MOVIE REVIEW (SXSW): ‘Best Summer Ever’ is a True-to-Genre Musical that Celebrates Diversity and Inclusion without Relying on it
Director: Michael Parks Randa and Lauren Smitelli
Writers: Will Halby, Terra Mackintosh, Michael Parks Randa, Andrew Pilkington, Lauren Smitelli
Stars: Shannon DeVido, Rickey Wilson Jr., MuMu, Jacob Waltuck, Emily Kranking, Eileen Grubba, Holly Palmer
Synopsis: A fresh and exhilarating take on the beloved teen musical genre featuring eight original songs and a fully integrated cast and crew of people with and without disabilities.
Have you seen Grease (1978)? Then you already understand the setup for the plot of Best Summer Ever. Two teenagers meet at summer camp, fall in love, and then they go their separate ways, unsure when they will see each other again. Sage (Shannon DeVido) gifts Tony (Rickey Wilson Jr.) flower seeds for him to plant and grow, and she will plant seeds, too. Their flowers will grow together even though they are apart. Quickly, though, their paths cross when they end up attending the same high school, unbeknownst to one another. Their true identities are revealed, especially when our leading man Tony is at a Pennsylvania school when he told Sage that he had a scholarship at a school in New York City.

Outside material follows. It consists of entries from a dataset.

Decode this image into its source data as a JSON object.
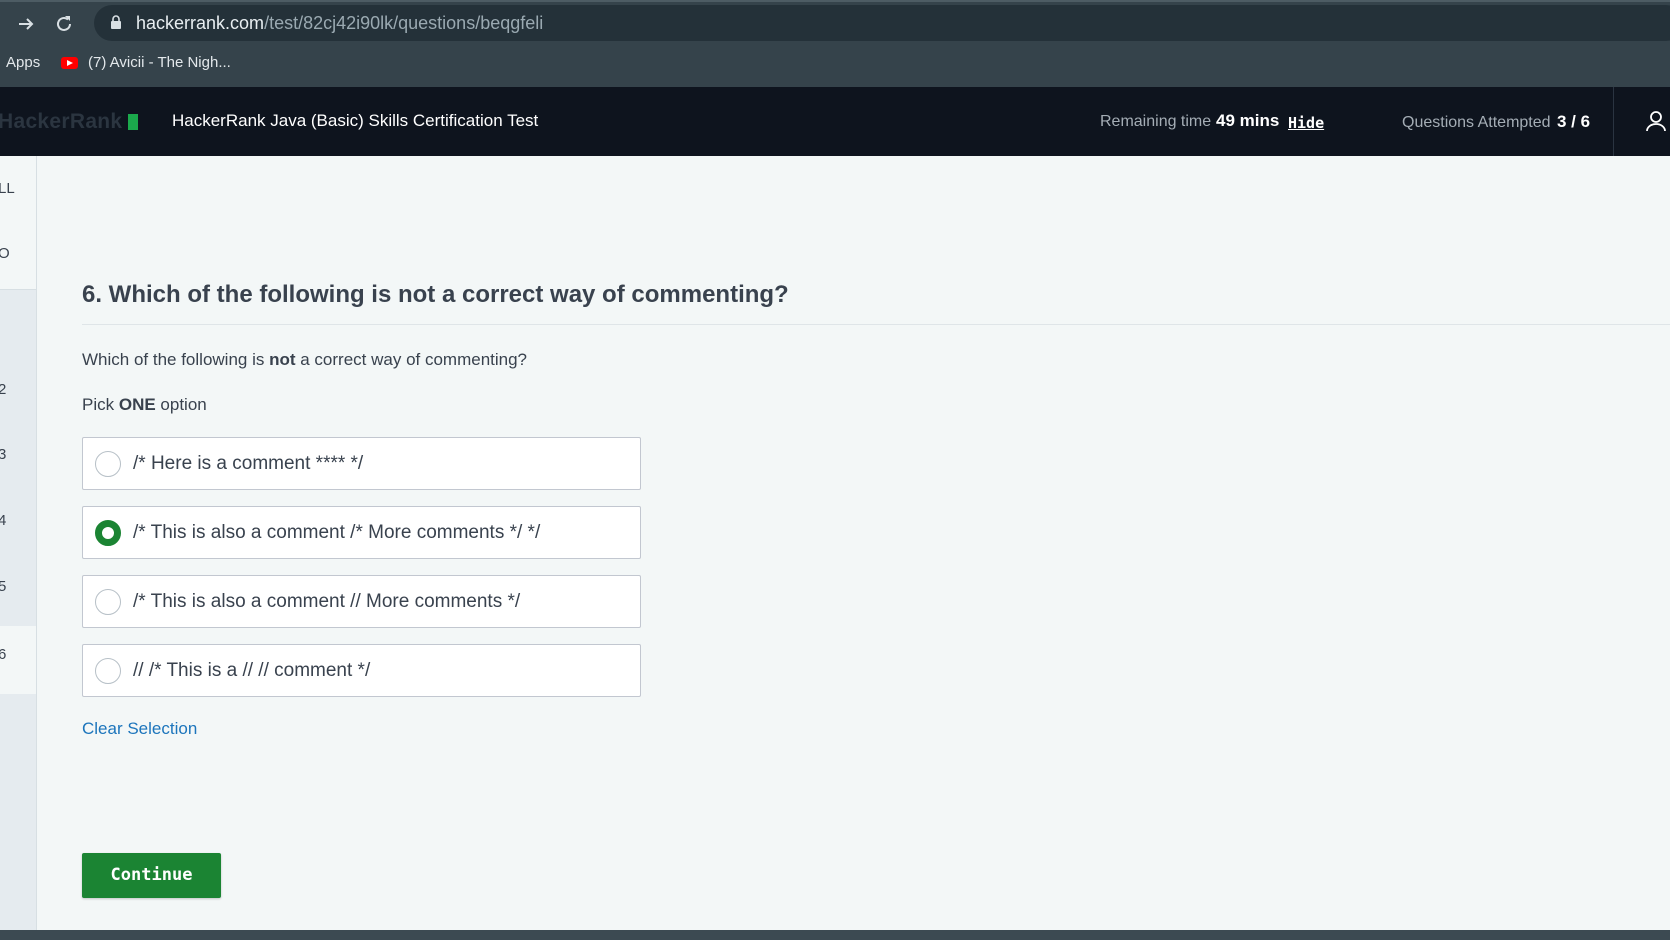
{
  "browser": {
    "url_host": "hackerrank.com",
    "url_path": "/test/82cj42i90lk/questions/beqgfeli",
    "bookmarks": [
      {
        "label": "Apps",
        "icon": "apps-icon"
      },
      {
        "label": "(7) Avicii - The Nigh...",
        "icon": "youtube-icon"
      }
    ]
  },
  "header": {
    "logo": "HackerRank",
    "test_title": "HackerRank Java (Basic) Skills Certification Test",
    "remaining_label": "Remaining time",
    "remaining_value": "49 mins",
    "hide_label": "Hide",
    "attempted_label": "Questions Attempted",
    "attempted_value": "3 / 6"
  },
  "sidebar": {
    "items": [
      "LL",
      "O",
      "2",
      "3",
      "4",
      "5",
      "6"
    ]
  },
  "question": {
    "title": "6. Which of the following is not a correct way of commenting?",
    "body_before": "Which of the following is ",
    "body_bold": "not",
    "body_after": " a correct way of commenting?",
    "pick_before": "Pick ",
    "pick_bold": "ONE",
    "pick_after": " option",
    "options": [
      {
        "label": "/* Here is a comment **** */",
        "selected": false
      },
      {
        "label": "/* This is also a comment /* More comments */ */",
        "selected": true
      },
      {
        "label": "/* This is also a comment // More comments */",
        "selected": false
      },
      {
        "label": "// /* This is a // // comment */",
        "selected": false
      }
    ],
    "clear_label": "Clear Selection",
    "continue_label": "Continue"
  },
  "colors": {
    "accent_green": "#1b8433",
    "header_bg": "#0e141e",
    "link_blue": "#1c75bc"
  }
}
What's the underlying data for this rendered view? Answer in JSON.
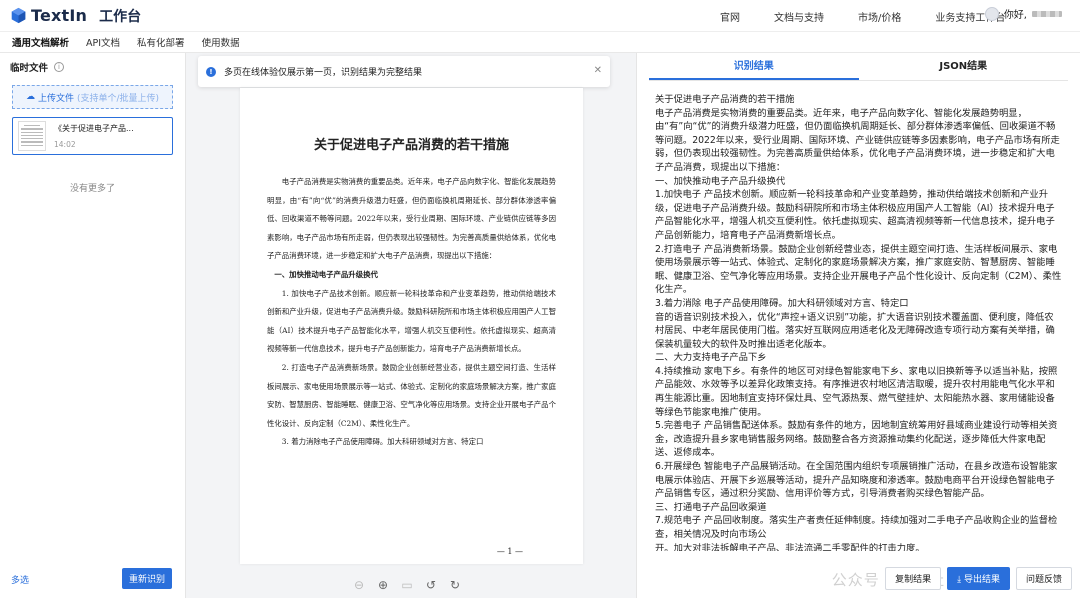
{
  "app": {
    "logo_text": "TextIn",
    "section_title": "工作台"
  },
  "topnav": [
    "官网",
    "文档与支持",
    "市场/价格",
    "业务支持工作台"
  ],
  "user": {
    "greeting": "你好,"
  },
  "subnav": [
    "通用文档解析",
    "API文档",
    "私有化部署",
    "使用数据"
  ],
  "sidebar": {
    "title": "临时文件",
    "upload_label": "上传文件",
    "upload_hint": "(支持单个/批量上传)",
    "file": {
      "name": "《关于促进电子产品...",
      "time": "14:02"
    },
    "no_more": "没有更多了",
    "multi_select": "多选",
    "rerun_button": "重新识别"
  },
  "notice": {
    "text": "多页在线体验仅展示第一页，识别结果为完整结果"
  },
  "document": {
    "title": "关于促进电子产品消费的若干措施",
    "paragraphs": [
      {
        "type": "p",
        "text": "电子产品消费是实物消费的重要品类。近年来，电子产品向数字化、智能化发展趋势明显，由“有”向“优”的消费升级潜力旺盛，但仍面临换机周期延长、部分群体渗透率偏低、回收渠道不畅等问题。2022年以来，受行业周期、国际环境、产业链供应链等多因素影响，电子产品市场有所走弱，但仍表现出较强韧性。为完善高质量供给体系，优化电子产品消费环境，进一步稳定和扩大电子产品消费，现提出以下措施："
      },
      {
        "type": "h",
        "text": "一、加快推动电子产品升级换代"
      },
      {
        "type": "p",
        "text": "1. 加快电子产品技术创新。顺应新一轮科技革命和产业变革趋势，推动供给端技术创新和产业升级，促进电子产品消费升级。鼓励科研院所和市场主体积极应用国产人工智能（AI）技术提升电子产品智能化水平，增强人机交互便利性。依托虚拟现实、超高清视频等新一代信息技术，提升电子产品创新能力，培育电子产品消费新增长点。"
      },
      {
        "type": "p",
        "text": "2. 打造电子产品消费新场景。鼓励企业创新经营业态，提供主题空间打造、生活样板间展示、家电使用场景展示等一站式、体验式、定制化的家庭场景解决方案，推广家庭安防、智慧厨房、智能睡眠、健康卫浴、空气净化等应用场景。支持企业开展电子产品个性化设计、反向定制（C2M）、柔性化生产。"
      },
      {
        "type": "p",
        "text": "3. 着力消除电子产品使用障碍。加大科研领域对方言、特定口"
      }
    ],
    "page_number": "— 1 —"
  },
  "result_tabs": [
    "识别结果",
    "JSON结果"
  ],
  "result_lines": [
    "关于促进电子产品消费的若干措施",
    "电子产品消费是实物消费的重要品类。近年来，电子产品向数字化、智能化发展趋势明显，由“有”向“优”的消费升级潜力旺盛，但仍面临换机周期延长、部分群体渗透率偏低、回收渠道不畅等问题。2022年以来，受行业周期、国际环境、产业链供应链等多因素影响，电子产品市场有所走弱，但仍表现出较强韧性。为完善高质量供给体系，优化电子产品消费环境，进一步稳定和扩大电子产品消费，现提出以下措施：",
    "一、加快推动电子产品升级换代",
    "1.加快电子 产品技术创新。顺应新一轮科技革命和产业变革趋势，推动供给端技术创新和产业升级，促进电子产品消费升级。鼓励科研院所和市场主体积极应用国产人工智能（AI）技术提升电子产品智能化水平，增强人机交互便利性。依托虚拟现实、超高清视频等新一代信息技术，提升电子产品创新能力，培育电子产品消费新增长点。",
    "2.打造电子 产品消费新场景。鼓励企业创新经营业态，提供主题空间打造、生活样板间展示、家电使用场景展示等一站式、体验式、定制化的家庭场景解决方案，推广家庭安防、智慧厨房、智能睡眠、健康卫浴、空气净化等应用场景。支持企业开展电子产品个性化设计、反向定制（C2M）、柔性化生产。",
    "3.着力消除 电子产品使用障碍。加大科研领域对方言、特定口",
    "音的语音识别技术投入，优化“声控+语义识别”功能，扩大语音识别技术覆盖面、便利度，降低农村居民、中老年居民使用门槛。落实好互联网应用适老化及无障碍改造专项行动方案有关举措，确保装机量较大的软件及时推出适老化版本。",
    "二、大力支持电子产品下乡",
    "4.持续推动 家电下乡。有条件的地区可对绿色智能家电下乡、家电以旧换新等予以适当补贴，按照产品能效、水效等予以差异化政策支持。有序推进农村地区清洁取暖，提升农村用能电气化水平和再生能源比重。因地制宜支持环保灶具、空气源热泵、燃气壁挂炉、太阳能热水器、家用储能设备等绿色节能家电推广使用。",
    "5.完善电子 产品销售配送体系。鼓励有条件的地方，因地制宜统筹用好县域商业建设行动等相关资金，改造提升县乡家电销售服务网络。鼓励整合各方资源推动集约化配送，逐步降低大件家电配送、返修成本。",
    "6.开展绿色 智能电子产品展销活动。在全国范围内组织专项展销推广活动，在县乡改造布设智能家电展示体验店、开展下乡巡展等活动，提升产品知晓度和渗透率。鼓励电商平台开设绿色智能电子产品销售专区，通过积分奖励、信用评价等方式，引导消费者购买绿色智能产品。",
    "三、打通电子产品回收渠道",
    "7.规范电子 产品回收制度。落实生产者责任延伸制度。持续加强对二手电子产品收购企业的监督检查，相关情况及时向市场公",
    "开。加大对非法拆解电子产品、非法流通二手零配件的打击力度。"
  ],
  "result_actions": [
    "复制结果",
    "导出结果",
    "问题反馈"
  ],
  "watermark": "公众号 · 合研社",
  "colors": {
    "accent": "#2a6fdb",
    "canvas": "#f3f4f6"
  }
}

Being that Tony is a football star in a small town, who is too afraid to open up about his passion for dance, and the camp he attended this summer was not a football camp, but a dance camp. Sage lives her life on the road because her two mothers prefer to travel around, growing and selling weed, as they claim—to help people with seizures and cancer. Their shared secret confesses deepen their bond and their relationship continues to grow.

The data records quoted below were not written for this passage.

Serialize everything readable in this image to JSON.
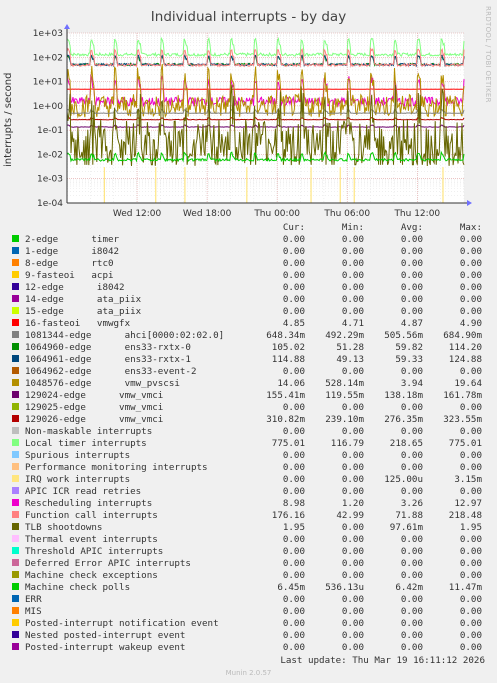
{
  "title": "Individual interrupts - by day",
  "y_axis_label": "interrupts / second",
  "side_label": "RRDTOOL / TOBI OETIKER",
  "footer": {
    "last_update": "Last update: Thu Mar 19 16:11:12 2026",
    "version": "Munin 2.0.57"
  },
  "legend_header": {
    "cur": "Cur:",
    "min": "Min:",
    "avg": "Avg:",
    "max": "Max:"
  },
  "legend": [
    {
      "label": "2-edge      timer",
      "color": "#00cc00",
      "cur": "0.00",
      "min": "0.00",
      "avg": "0.00",
      "max": "0.00"
    },
    {
      "label": "1-edge      i8042",
      "color": "#0066b3",
      "cur": "0.00",
      "min": "0.00",
      "avg": "0.00",
      "max": "0.00"
    },
    {
      "label": "8-edge      rtc0",
      "color": "#ff8000",
      "cur": "0.00",
      "min": "0.00",
      "avg": "0.00",
      "max": "0.00"
    },
    {
      "label": "9-fasteoi   acpi",
      "color": "#ffcc00",
      "cur": "0.00",
      "min": "0.00",
      "avg": "0.00",
      "max": "0.00"
    },
    {
      "label": "12-edge      i8042",
      "color": "#330099",
      "cur": "0.00",
      "min": "0.00",
      "avg": "0.00",
      "max": "0.00"
    },
    {
      "label": "14-edge      ata_piix",
      "color": "#990099",
      "cur": "0.00",
      "min": "0.00",
      "avg": "0.00",
      "max": "0.00"
    },
    {
      "label": "15-edge      ata_piix",
      "color": "#ccff00",
      "cur": "0.00",
      "min": "0.00",
      "avg": "0.00",
      "max": "0.00"
    },
    {
      "label": "16-fasteoi   vmwgfx",
      "color": "#ff0000",
      "cur": "4.85",
      "min": "4.71",
      "avg": "4.87",
      "max": "4.90"
    },
    {
      "label": "1081344-edge      ahci[0000:02:02.0]",
      "color": "#808080",
      "cur": "648.34m",
      "min": "492.29m",
      "avg": "505.56m",
      "max": "684.90m"
    },
    {
      "label": "1064960-edge      ens33-rxtx-0",
      "color": "#008f00",
      "cur": "105.02",
      "min": "51.28",
      "avg": "59.82",
      "max": "114.20"
    },
    {
      "label": "1064961-edge      ens33-rxtx-1",
      "color": "#00487d",
      "cur": "114.88",
      "min": "49.13",
      "avg": "59.33",
      "max": "124.88"
    },
    {
      "label": "1064962-edge      ens33-event-2",
      "color": "#b35a00",
      "cur": "0.00",
      "min": "0.00",
      "avg": "0.00",
      "max": "0.00"
    },
    {
      "label": "1048576-edge      vmw_pvscsi",
      "color": "#b38f00",
      "cur": "14.06",
      "min": "528.14m",
      "avg": "3.94",
      "max": "19.64"
    },
    {
      "label": "129024-edge      vmw_vmci",
      "color": "#6b006b",
      "cur": "155.41m",
      "min": "119.55m",
      "avg": "138.18m",
      "max": "161.78m"
    },
    {
      "label": "129025-edge      vmw_vmci",
      "color": "#8fb300",
      "cur": "0.00",
      "min": "0.00",
      "avg": "0.00",
      "max": "0.00"
    },
    {
      "label": "129026-edge      vmw_vmci",
      "color": "#b30000",
      "cur": "310.82m",
      "min": "239.10m",
      "avg": "276.35m",
      "max": "323.55m"
    },
    {
      "label": "Non-maskable interrupts",
      "color": "#bebebe",
      "cur": "0.00",
      "min": "0.00",
      "avg": "0.00",
      "max": "0.00"
    },
    {
      "label": "Local timer interrupts",
      "color": "#80ff80",
      "cur": "775.01",
      "min": "116.79",
      "avg": "218.65",
      "max": "775.01"
    },
    {
      "label": "Spurious interrupts",
      "color": "#80c9ff",
      "cur": "0.00",
      "min": "0.00",
      "avg": "0.00",
      "max": "0.00"
    },
    {
      "label": "Performance monitoring interrupts",
      "color": "#ffc080",
      "cur": "0.00",
      "min": "0.00",
      "avg": "0.00",
      "max": "0.00"
    },
    {
      "label": "IRQ work interrupts",
      "color": "#ffe680",
      "cur": "0.00",
      "min": "0.00",
      "avg": "125.00u",
      "max": "3.15m"
    },
    {
      "label": "APIC ICR read retries",
      "color": "#aa80ff",
      "cur": "0.00",
      "min": "0.00",
      "avg": "0.00",
      "max": "0.00"
    },
    {
      "label": "Rescheduling interrupts",
      "color": "#ee00cc",
      "cur": "8.98",
      "min": "1.20",
      "avg": "3.26",
      "max": "12.97"
    },
    {
      "label": "Function call interrupts",
      "color": "#ff8080",
      "cur": "176.16",
      "min": "42.99",
      "avg": "71.88",
      "max": "218.48"
    },
    {
      "label": "TLB shootdowns",
      "color": "#666600",
      "cur": "1.95",
      "min": "0.00",
      "avg": "97.61m",
      "max": "1.95"
    },
    {
      "label": "Thermal event interrupts",
      "color": "#ffbfff",
      "cur": "0.00",
      "min": "0.00",
      "avg": "0.00",
      "max": "0.00"
    },
    {
      "label": "Threshold APIC interrupts",
      "color": "#00ffcc",
      "cur": "0.00",
      "min": "0.00",
      "avg": "0.00",
      "max": "0.00"
    },
    {
      "label": "Deferred Error APIC interrupts",
      "color": "#cc6699",
      "cur": "0.00",
      "min": "0.00",
      "avg": "0.00",
      "max": "0.00"
    },
    {
      "label": "Machine check exceptions",
      "color": "#999900",
      "cur": "0.00",
      "min": "0.00",
      "avg": "0.00",
      "max": "0.00"
    },
    {
      "label": "Machine check polls",
      "color": "#00cc00",
      "cur": "6.45m",
      "min": "536.13u",
      "avg": "6.42m",
      "max": "11.47m"
    },
    {
      "label": "ERR",
      "color": "#0066b3",
      "cur": "0.00",
      "min": "0.00",
      "avg": "0.00",
      "max": "0.00"
    },
    {
      "label": "MIS",
      "color": "#ff8000",
      "cur": "0.00",
      "min": "0.00",
      "avg": "0.00",
      "max": "0.00"
    },
    {
      "label": "Posted-interrupt notification event",
      "color": "#ffcc00",
      "cur": "0.00",
      "min": "0.00",
      "avg": "0.00",
      "max": "0.00"
    },
    {
      "label": "Nested posted-interrupt event",
      "color": "#330099",
      "cur": "0.00",
      "min": "0.00",
      "avg": "0.00",
      "max": "0.00"
    },
    {
      "label": "Posted-interrupt wakeup event",
      "color": "#990099",
      "cur": "0.00",
      "min": "0.00",
      "avg": "0.00",
      "max": "0.00"
    }
  ],
  "chart_data": {
    "type": "line",
    "log_scale": true,
    "title": "Individual interrupts - by day",
    "ylabel": "interrupts / second",
    "ylim": [
      0.0001,
      1000
    ],
    "y_ticks": [
      "1e-04",
      "1e-03",
      "1e-02",
      "1e-01",
      "1e+00",
      "1e+01",
      "1e+02",
      "1e+03"
    ],
    "x_hours": [
      0,
      34
    ],
    "x_ticks": [
      {
        "label": "Wed 12:00",
        "hour": 6
      },
      {
        "label": "Wed 18:00",
        "hour": 12
      },
      {
        "label": "Thu 00:00",
        "hour": 18
      },
      {
        "label": "Thu 06:00",
        "hour": 24
      },
      {
        "label": "Thu 12:00",
        "hour": 30
      }
    ],
    "grid": true,
    "series": [
      {
        "name": "Local timer interrupts",
        "color": "#80ff80",
        "base": 130,
        "spike": 520,
        "period_h": 2.0,
        "noise": 0.05
      },
      {
        "name": "1064960-edge      ens33-rxtx-0",
        "color": "#008f00",
        "base": 51,
        "spike": 105,
        "period_h": 2.0,
        "noise": 0.04
      },
      {
        "name": "1064961-edge      ens33-rxtx-1",
        "color": "#00487d",
        "base": 50,
        "spike": 115,
        "period_h": 2.0,
        "noise": 0.04
      },
      {
        "name": "Function call interrupts",
        "color": "#ff8080",
        "base": 48,
        "spike": 200,
        "period_h": 2.0,
        "noise": 0.04
      },
      {
        "name": "16-fasteoi   vmwgfx",
        "color": "#ff0000",
        "base": 4.85,
        "spike": 4.9,
        "period_h": 2.0,
        "noise": 0.005
      },
      {
        "name": "Rescheduling interrupts",
        "color": "#ee00cc",
        "base": 1.5,
        "spike": 12,
        "period_h": 2.0,
        "noise": 0.12
      },
      {
        "name": "1048576-edge      vmw_pvscsi",
        "color": "#b38f00",
        "base": 1.0,
        "spike": 19,
        "period_h": 2.0,
        "noise": 0.25
      },
      {
        "name": "1081344-edge      ahci[0000:02:02.0]",
        "color": "#808080",
        "base": 0.5,
        "spike": 0.68,
        "period_h": 2.0,
        "noise": 0.01
      },
      {
        "name": "129026-edge      vmw_vmci",
        "color": "#b30000",
        "base": 0.27,
        "spike": 0.32,
        "period_h": 2.0,
        "noise": 0.01
      },
      {
        "name": "129024-edge      vmw_vmci",
        "color": "#6b006b",
        "base": 0.135,
        "spike": 0.16,
        "period_h": 2.0,
        "noise": 0.01
      },
      {
        "name": "TLB shootdowns",
        "color": "#666600",
        "base": 0.03,
        "spike": 1.0,
        "period_h": 2.0,
        "noise": 0.45
      },
      {
        "name": "Machine check polls",
        "color": "#00cc00",
        "base": 0.006,
        "spike": 0.011,
        "period_h": 2.0,
        "noise": 0.05
      }
    ]
  }
}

An evil cheerleader, though, has set out to ruin their lives and relationship because of jealousy. Again—this film definitely plays to the tropes of the genre. She does her research and discovers Tony’s secret. She threatens to release images and videos of his dancing secret. She takes it even one step further and discovers Sage’s secret when she finds the weed plants growing in the woods. However, when the cops show up they find nothing because Tony has saved the day. He protects her with the flowers she gave him that he planted at his mother’s grave, digging them up and placing them in front of the weed plants, disguising their true identity to protect her and her mothers. Cue the “awwww” here.
For it being a musical, the sound and mixing truly lack quality. There are moments where the music overpowers the voice and honestly, most of the singing is just not good, unfortunately, and the original lyrics are so cheesy it is almost too cringe if it wasn’t so cute at the same time. It felt like watching a mediocre high school theatre performance, or a silly kids YouTube performance—all this being said, though, the cast is vibrant and upbeat which is exactly what is craved for a teenage musical genre film.
The diversity and inclusion are without a doubt the best parts of this film, and the fact that the cast is a mixture of people with and without disabilities, it totally goes unmentioned. These characters who are different and hardly showcased on screen, are naturally part of the story without it being the focus of the story. That was truly refreshing to see, and the normalization of this in future films is hopeful.